Composite wood decking is perhaps the most popular alternative decking material to wood. With our ever expanding decks and outdoor lifestyle activities, the costs of building and maintaining a well-used deck are important considerations before getting one built.Material choice is an important decision that will affect your deck for years and decades to come.Before deciding if composite wood is the right one for your deck, you should evaluate the pros and cons of the material.
The Pros of Composite Wood Decking:
Composite wood decking has very low maintenance compared to conventional wood or pressured wood. The top layer of the material is a plastic-based encasement that makes the material watertight and immune from rot or quick fading. Unlike cedar or pressure-treated wood, composite decking does not need to be sanded or stained every few years. It’s very easy to clean, with just soap and a hose needed to do the job.
Durability Through Conditions
Composites face rough weather well because of their heavier material composition. They will not crack or split from age, exposure to moisture, or temperature fluctuations between seasons. Although the material is not stronger than natural wood, it will fare better aesthetically against the elements.
Most composite manufacturers help the environment a good deal by using mainly waste products to produce the material. Composite wood is usually composed of recycled wood fibers, sawdust, and plastic from sources like bottles and shopping bags. Although plastic in composites remain bad for the environment when they are past use, around 20 feet of composite decking contains about 30 pounds of material that would have gone to landfills immediately.
Composites come in a variety of colors that can be chosen from the factory. There are large amounts of browns, tans, beige, and charcoal options to choose from, and these can be mixed together to create impressively patterned deck layouts. Because it is manufactured, composite planks can be much longer than conventional cedar or pressure-treated wood boards. This allows them to lay across greater distances and produce more seamless designs.
The Cons of Composite Wood Decking:
Typically, composite wood decks can cost about 50% more than cedar or pressure-treated wood decks. Many argue these costs are offset by the lower maintenance however, especially because composite decks will never have to be stripped or stained after installation.
From a distance, composite wood does a good job of resembling natural wood, but up close many composite projects fail to fool the eye and show their plastic content. Although textures can be embossed into the material for greater realism, their touch will not be the same as wood grain. For those adamant on a realistic, natural appearance, composite products should be chosen carefully or opted out for natural wood alternatives.
Surface is Scratchable

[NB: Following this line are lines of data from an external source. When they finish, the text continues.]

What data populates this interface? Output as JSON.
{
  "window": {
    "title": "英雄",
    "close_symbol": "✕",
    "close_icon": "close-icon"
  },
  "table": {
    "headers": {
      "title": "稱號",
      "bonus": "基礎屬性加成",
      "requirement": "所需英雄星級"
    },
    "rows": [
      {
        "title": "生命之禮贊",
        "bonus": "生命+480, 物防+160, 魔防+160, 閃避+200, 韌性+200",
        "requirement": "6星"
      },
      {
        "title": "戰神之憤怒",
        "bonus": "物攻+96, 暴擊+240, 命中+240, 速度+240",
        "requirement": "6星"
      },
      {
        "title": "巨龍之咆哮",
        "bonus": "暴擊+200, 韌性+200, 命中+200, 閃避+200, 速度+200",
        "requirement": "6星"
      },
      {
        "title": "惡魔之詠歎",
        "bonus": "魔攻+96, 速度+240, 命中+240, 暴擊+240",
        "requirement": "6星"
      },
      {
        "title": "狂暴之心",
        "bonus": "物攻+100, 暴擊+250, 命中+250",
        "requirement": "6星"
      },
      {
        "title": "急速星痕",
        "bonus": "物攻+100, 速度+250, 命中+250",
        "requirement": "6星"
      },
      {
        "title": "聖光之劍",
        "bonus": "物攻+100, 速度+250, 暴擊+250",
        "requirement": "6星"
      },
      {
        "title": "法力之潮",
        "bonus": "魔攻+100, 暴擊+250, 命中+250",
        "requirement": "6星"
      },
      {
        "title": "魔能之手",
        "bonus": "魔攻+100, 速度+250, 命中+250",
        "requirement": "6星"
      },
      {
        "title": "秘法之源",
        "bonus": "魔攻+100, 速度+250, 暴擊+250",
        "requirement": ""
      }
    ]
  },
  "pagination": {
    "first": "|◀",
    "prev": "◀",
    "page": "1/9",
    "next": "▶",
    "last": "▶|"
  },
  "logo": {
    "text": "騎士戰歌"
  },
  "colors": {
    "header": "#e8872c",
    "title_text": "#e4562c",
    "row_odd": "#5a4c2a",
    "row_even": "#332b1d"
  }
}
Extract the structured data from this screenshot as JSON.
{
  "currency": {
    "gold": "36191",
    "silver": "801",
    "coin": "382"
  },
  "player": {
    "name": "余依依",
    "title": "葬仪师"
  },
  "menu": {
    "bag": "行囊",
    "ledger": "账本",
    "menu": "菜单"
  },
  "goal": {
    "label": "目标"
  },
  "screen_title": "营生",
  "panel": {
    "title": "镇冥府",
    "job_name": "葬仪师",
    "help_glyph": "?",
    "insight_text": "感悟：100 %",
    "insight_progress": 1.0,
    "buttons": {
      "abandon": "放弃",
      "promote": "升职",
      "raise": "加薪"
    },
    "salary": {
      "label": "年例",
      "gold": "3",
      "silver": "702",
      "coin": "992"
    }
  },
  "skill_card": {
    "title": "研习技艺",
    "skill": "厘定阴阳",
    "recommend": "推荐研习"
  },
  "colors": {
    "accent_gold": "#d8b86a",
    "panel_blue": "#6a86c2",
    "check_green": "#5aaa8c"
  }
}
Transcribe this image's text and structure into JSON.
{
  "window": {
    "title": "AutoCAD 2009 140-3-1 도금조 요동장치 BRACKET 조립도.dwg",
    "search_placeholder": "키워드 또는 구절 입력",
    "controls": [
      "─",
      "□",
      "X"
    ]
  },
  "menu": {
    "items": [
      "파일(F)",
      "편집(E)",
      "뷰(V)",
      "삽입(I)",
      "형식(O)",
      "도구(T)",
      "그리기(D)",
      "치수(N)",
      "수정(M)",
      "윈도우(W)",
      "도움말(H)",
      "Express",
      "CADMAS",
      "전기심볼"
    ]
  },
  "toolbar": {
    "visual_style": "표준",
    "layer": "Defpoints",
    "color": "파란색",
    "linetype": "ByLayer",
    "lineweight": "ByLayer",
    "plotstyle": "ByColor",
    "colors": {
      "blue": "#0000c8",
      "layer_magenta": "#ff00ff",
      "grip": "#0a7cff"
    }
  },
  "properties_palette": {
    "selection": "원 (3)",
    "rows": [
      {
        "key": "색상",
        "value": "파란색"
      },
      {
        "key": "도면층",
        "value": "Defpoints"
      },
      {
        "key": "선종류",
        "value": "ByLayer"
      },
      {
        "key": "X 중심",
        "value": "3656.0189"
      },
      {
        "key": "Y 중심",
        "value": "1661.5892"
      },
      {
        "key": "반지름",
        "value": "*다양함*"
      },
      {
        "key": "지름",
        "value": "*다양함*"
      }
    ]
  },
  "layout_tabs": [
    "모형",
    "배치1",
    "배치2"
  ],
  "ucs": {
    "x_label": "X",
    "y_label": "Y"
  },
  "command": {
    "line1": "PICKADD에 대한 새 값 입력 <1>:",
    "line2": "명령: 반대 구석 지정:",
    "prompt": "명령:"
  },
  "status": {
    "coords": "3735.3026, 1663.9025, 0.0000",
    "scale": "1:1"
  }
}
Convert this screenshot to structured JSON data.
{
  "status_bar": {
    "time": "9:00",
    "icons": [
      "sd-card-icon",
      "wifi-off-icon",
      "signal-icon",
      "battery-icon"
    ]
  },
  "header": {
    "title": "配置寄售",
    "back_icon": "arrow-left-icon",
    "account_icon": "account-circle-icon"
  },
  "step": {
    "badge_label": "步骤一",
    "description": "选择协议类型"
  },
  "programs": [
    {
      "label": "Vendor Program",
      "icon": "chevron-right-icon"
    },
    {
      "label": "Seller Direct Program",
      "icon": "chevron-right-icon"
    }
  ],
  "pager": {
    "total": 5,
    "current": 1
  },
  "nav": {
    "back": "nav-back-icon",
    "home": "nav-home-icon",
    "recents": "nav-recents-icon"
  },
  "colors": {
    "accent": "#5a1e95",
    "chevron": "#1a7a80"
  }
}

Although they require less treatment, composite decks are not well-renowned for standing up to cosmetic wear and tear. Cheaper versions are easily scratched and these blemishes are difficult to hide. Grill lovers should note that hot grease can easily stain composite decks and intense heat from objects like fallen coals can melt the material.
Stronger Support Required
Even while taking out the need for additional staining or treatment, you cannot avoid the use of wood entirely. The structural support beneath all decks needs to be wood and this can rot and need replacement if not adequately protected from rain and moisture, in which case the removal costs are high to get at and replace the underlying structure. In addition, because composite wood is much heavier than conventional wood, it requires stronger supports beneath it, which means more wood and more money than a conventional wood deck.